Find 2 euros with a bull and earn a lot of money: this phrase, like many others that we have already analyzed, in the world of coin collecting, you were probably told recently. In fact, 2 Euro coins are some of the most desirable for collecting, especially thanks to the special editions issued with commemorative cones.
However, this time we are talking about one of the coins issued for the regular cycle, and in a continuous way, the 2 euro for Greece which sees on the different side of each country – the face is common to all – the scene of the kidnapping of Europe by Zeus turned into a bull. It is a scene from Greek mythology that has numerous references to the European Union. Let’s find out about its value in this article.
2 Euros with a Bull: Description of the 2 Euros for Greece
To fully understand the currency we are talking about, let’s move on to a detailed description of the currency. Euro 2 for Greece “with the bull” exists first in two versions, the one that was drafted from 2002 to 2006, and then from 2007 onwards with the EU borders updated on the obverse. The obverse, as we remind you again, is the same for all countries and sees the face value of the currency and the borders of the European Union engraved with 12 stars, 6 at the top and 6 at the bottom, connected to each other by vertical lines.
The reverse of the Greek 2 euro coin depicts, as we have already said, the scene of the kidnapping of Europa by Zeus who turned into a bull taken from a mosaic of Sparta dating back to the 3rd century BC. To the left of the bull is located: below the inscription with the author’s initials; In the Yoruba inscription in modern Greek letters. At the top right we find an inscription of the Greek mint symbol, Anthem. Under the bull the face value of the coin is repeated in modern Greek letters, while on the outer border are 12 stars of the founding states of the European Union. On either side of the star at 6 o’clock, the millennium of the mint is divided into two parts.
2 euros with a bull: what is the value of a coin?
How do you know that 2 Euro with a bull you’ve found is worth something important? The buildings are different. Looking at specialized sites, it can be seen that Greece gave more than 2 145 million euros in coins in 2002, and they have no value higher than the face value. As happened to the 1 euro coin (the coin with the owl/owl), Finland minted about 70 million copies by putting the letter “S” in the star at 6 o’clock. This is an important detail to remember, because someone sells on the Internet as a mintage error. This coin is actually quite common.
However, in 2004, 2007 and from 2011 to today, Greece minted only two Euro coins intended for collectible (Brilliant Uncirculated and Proof), and therefore in limited numbers. Among these coins, the one with the most value currently is the one from 2007, which has a value of 36 euros. Others tend to fluctuate between 10 and 20 euros in value.

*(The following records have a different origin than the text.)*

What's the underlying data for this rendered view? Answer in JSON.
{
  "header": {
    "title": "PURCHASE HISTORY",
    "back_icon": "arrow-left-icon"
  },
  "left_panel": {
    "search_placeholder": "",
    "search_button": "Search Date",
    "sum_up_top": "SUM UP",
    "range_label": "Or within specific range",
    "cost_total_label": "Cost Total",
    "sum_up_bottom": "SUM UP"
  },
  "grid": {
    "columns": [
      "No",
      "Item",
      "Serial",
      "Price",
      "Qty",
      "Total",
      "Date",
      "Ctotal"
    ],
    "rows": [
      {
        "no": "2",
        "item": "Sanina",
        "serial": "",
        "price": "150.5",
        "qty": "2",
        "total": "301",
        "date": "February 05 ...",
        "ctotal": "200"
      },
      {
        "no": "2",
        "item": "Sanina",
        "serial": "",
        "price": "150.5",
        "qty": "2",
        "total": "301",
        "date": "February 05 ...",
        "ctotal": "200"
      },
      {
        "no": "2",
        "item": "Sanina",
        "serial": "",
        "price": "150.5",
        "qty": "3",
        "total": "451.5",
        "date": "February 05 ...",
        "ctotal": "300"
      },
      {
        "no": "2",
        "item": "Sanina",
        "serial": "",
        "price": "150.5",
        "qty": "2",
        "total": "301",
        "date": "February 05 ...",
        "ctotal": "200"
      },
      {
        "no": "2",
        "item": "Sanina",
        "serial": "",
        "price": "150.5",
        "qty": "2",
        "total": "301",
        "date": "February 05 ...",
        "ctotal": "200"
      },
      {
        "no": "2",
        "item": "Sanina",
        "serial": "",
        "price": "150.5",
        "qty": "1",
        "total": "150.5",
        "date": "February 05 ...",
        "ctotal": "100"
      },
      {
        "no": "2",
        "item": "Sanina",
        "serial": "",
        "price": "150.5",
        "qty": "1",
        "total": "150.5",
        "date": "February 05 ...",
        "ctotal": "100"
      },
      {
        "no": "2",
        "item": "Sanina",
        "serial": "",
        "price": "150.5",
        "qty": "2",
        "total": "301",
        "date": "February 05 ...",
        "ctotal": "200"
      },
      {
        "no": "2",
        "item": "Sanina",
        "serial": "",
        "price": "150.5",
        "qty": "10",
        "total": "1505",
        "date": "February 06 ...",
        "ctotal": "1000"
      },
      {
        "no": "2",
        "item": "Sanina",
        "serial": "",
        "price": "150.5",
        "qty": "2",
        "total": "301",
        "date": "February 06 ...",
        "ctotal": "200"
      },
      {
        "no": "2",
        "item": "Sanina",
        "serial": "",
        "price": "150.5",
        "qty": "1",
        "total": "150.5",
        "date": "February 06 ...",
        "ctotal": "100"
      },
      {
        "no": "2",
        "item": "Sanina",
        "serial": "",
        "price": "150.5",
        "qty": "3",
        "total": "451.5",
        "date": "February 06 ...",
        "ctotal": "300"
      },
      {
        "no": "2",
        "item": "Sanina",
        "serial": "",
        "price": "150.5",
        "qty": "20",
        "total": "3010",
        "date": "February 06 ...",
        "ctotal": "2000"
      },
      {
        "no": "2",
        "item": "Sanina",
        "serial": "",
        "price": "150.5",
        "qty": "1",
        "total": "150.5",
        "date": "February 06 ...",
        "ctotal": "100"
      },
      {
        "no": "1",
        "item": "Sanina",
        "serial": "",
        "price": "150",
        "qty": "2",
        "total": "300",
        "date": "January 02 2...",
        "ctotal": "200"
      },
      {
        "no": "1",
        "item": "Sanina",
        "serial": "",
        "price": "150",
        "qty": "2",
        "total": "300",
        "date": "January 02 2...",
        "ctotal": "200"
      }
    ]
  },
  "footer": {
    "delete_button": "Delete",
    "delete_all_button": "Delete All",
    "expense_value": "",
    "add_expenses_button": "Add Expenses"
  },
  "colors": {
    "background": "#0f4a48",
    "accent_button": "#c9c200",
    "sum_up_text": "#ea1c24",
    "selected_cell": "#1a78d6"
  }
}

Why are they selling 2 euros with a bull in thousands of euros?
It is not uncommon to find on Ebay auctions dedicated samples of this coin for sale for thousands of euros. All of these auctions advertise coins with “mint errors”. Mint error is the peculiarity (or more particularity) that makes a coin unique. But be careful: the minting market is unregulated.

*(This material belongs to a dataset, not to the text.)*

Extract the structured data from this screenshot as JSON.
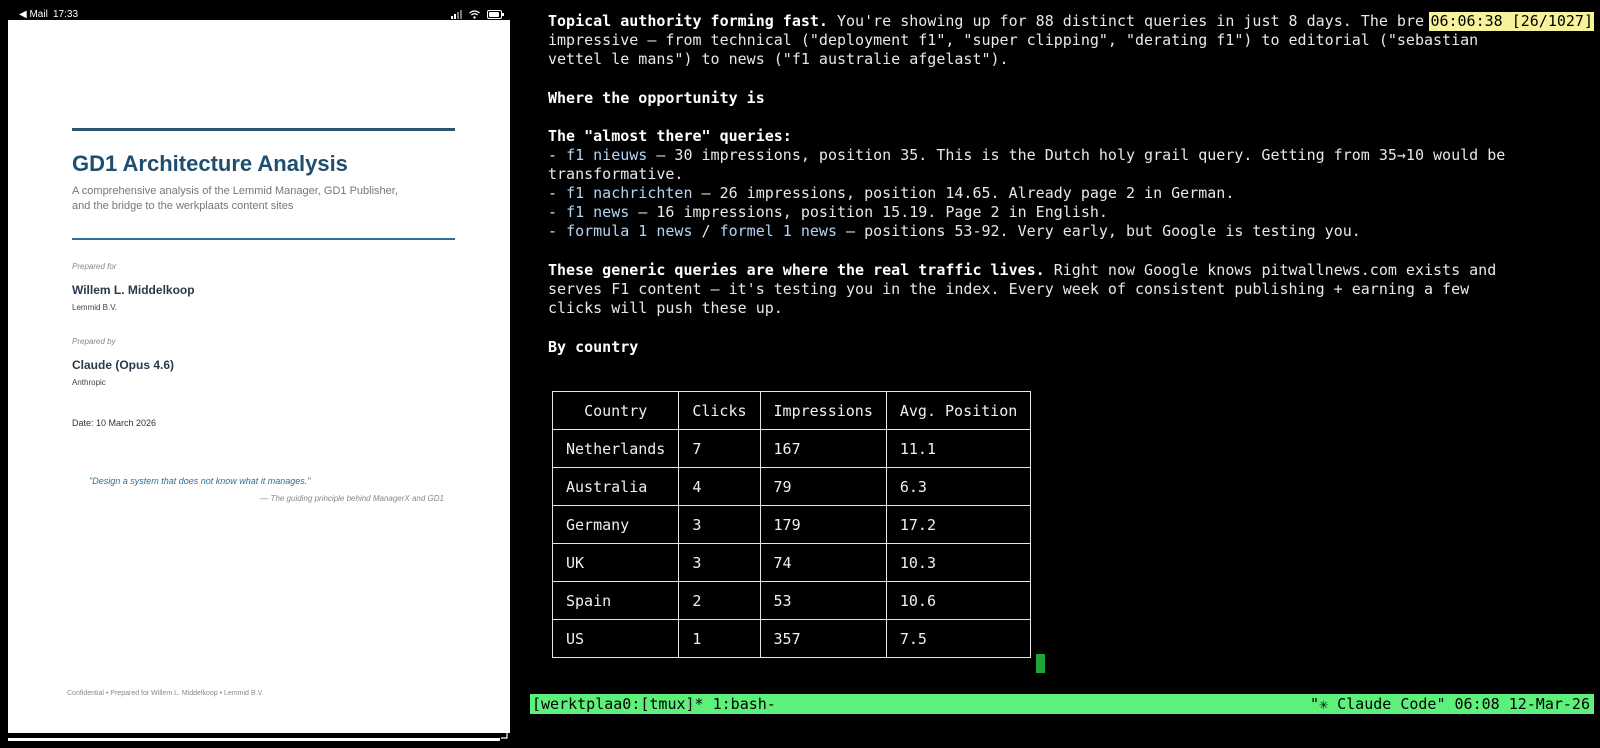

This means that the owner of the alleged mintage can ask for the amount he prefers, and it is up to the buyer to decide whether or not to accept it. As we’ve said, it can also happen that a common feature, such as the “s” of the Finnish mint, is discarded – out of ignorance or bad faith – as a minting error. Therefore, before making investments, it is better to rely on a numerical expert.